Actually Art the process that Bob uses is quite different from the De Vere system. Well.. Bob has a P A R T N E R who uses a digital to analog system, hence the name of the lab : "Elevator Digital".Bob Carnie does this already in his lab. I don't know if uses this exact technology, but I do know he can print on traditional photographic paper from a digital file.
Maybe Bob can comment on it some more, as I'm not very well versed in this area.
Bob is an analog printer himself though.
The system they use is called a Lamda machine and it is very sophisticated, takes up a lot more room, is a lot more expensive ( a lotalot) and provides a lot better results than the digital enlarger. The Lamda unit actually uses three Lasers for light source. All that De Vere unit does, is convert a digital file in the enlarger head to an image that can be projected through a standard enlarger lens. It is a slick way to make a decent quality print from a digital file (as decent as is possible - several comments above are relevant here) but as was noted, very expensive. There are cheaper ways of simply making a computer printed transparency to use as a neg, which, it seems to me, would yield about the same level of quality. I am guessing, because I have never used either one and have no desire to.

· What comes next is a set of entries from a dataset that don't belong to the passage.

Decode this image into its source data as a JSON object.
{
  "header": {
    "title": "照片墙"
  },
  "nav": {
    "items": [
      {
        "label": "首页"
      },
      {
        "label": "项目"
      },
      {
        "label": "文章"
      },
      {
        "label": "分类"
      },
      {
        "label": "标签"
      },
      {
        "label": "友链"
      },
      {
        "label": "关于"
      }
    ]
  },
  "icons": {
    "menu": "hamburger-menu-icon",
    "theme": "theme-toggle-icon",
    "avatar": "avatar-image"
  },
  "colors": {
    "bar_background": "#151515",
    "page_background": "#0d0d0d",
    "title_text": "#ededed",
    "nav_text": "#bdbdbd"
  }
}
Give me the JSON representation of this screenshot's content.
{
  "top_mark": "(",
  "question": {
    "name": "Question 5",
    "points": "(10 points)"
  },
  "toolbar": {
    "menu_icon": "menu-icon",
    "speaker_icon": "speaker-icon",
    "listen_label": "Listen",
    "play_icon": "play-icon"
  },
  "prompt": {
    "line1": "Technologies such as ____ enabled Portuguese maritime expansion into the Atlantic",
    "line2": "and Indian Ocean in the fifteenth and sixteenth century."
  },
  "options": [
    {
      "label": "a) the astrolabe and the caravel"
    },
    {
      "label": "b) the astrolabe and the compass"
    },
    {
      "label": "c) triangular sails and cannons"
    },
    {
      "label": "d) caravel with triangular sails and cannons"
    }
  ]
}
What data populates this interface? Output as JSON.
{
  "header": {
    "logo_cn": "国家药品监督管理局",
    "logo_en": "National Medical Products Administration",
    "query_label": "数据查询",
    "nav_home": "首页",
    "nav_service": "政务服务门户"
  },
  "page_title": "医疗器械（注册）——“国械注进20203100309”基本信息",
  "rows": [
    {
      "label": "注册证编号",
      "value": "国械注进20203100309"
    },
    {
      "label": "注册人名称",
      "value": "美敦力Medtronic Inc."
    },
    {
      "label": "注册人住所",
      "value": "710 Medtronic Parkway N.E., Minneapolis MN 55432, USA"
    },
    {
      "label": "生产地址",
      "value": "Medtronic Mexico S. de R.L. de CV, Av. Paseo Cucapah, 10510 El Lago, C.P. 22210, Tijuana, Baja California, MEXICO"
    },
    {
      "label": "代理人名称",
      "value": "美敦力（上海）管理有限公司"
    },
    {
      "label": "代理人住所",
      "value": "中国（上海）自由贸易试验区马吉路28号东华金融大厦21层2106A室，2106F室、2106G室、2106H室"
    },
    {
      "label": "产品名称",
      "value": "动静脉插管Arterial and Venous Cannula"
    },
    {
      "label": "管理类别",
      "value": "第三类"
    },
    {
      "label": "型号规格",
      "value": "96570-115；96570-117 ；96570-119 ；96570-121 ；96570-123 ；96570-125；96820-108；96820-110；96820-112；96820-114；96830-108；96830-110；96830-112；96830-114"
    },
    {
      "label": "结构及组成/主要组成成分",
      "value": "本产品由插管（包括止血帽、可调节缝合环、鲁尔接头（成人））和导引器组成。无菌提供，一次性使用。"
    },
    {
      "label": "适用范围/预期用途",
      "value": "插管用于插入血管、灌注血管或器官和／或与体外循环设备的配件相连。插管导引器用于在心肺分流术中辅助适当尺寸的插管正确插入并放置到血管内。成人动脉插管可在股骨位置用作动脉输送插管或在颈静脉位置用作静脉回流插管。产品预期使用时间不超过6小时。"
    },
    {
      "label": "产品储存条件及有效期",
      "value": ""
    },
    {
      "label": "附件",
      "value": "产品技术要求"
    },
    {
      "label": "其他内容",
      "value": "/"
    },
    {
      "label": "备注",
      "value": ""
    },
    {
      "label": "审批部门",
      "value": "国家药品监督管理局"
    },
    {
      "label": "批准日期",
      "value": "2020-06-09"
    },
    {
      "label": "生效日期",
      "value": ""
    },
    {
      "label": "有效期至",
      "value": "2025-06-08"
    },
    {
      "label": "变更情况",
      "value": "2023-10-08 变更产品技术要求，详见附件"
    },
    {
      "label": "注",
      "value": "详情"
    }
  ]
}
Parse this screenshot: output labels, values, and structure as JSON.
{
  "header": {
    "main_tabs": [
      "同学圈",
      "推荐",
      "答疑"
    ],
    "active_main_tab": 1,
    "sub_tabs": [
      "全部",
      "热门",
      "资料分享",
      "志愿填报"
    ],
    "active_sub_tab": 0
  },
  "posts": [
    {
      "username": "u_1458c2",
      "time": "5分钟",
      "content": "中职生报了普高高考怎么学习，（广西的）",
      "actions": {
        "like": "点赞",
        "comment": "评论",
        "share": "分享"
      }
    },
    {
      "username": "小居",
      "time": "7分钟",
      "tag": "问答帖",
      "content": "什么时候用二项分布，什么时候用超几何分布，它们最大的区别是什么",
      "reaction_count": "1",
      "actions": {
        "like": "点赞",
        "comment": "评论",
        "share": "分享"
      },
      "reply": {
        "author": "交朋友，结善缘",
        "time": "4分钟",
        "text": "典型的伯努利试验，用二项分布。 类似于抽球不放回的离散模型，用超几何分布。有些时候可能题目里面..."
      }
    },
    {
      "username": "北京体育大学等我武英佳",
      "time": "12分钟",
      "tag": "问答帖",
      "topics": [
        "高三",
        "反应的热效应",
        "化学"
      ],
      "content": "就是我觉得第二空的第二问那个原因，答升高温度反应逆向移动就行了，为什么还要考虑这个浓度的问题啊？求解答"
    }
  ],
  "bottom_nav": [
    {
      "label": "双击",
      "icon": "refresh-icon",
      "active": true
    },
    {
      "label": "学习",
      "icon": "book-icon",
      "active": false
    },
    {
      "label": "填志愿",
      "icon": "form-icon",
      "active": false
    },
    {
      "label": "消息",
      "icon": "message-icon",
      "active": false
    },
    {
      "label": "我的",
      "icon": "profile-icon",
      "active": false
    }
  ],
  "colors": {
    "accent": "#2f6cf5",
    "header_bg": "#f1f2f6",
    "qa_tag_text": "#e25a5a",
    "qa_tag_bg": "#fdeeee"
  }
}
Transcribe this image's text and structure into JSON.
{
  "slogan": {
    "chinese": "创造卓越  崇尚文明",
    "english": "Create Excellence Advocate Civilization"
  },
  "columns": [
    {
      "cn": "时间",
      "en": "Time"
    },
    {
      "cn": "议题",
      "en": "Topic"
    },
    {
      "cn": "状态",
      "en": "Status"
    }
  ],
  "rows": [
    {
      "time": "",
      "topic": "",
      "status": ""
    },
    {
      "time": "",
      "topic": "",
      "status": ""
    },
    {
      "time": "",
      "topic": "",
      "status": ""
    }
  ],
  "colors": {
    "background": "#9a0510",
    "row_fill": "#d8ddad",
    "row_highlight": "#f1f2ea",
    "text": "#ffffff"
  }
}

Since the archival qualities of a silver emulsion print are so much better than any other kind, I suppose that it is good that there is some way to document/preserve the work of any digital photographer who has work worth preserving. In the long run though, it does seem that the whole process becomes convoluted and unneccessarily expensive, not to mention un-accessable, compared to plain old fashioned wet darkroom craftsmanship and hard work.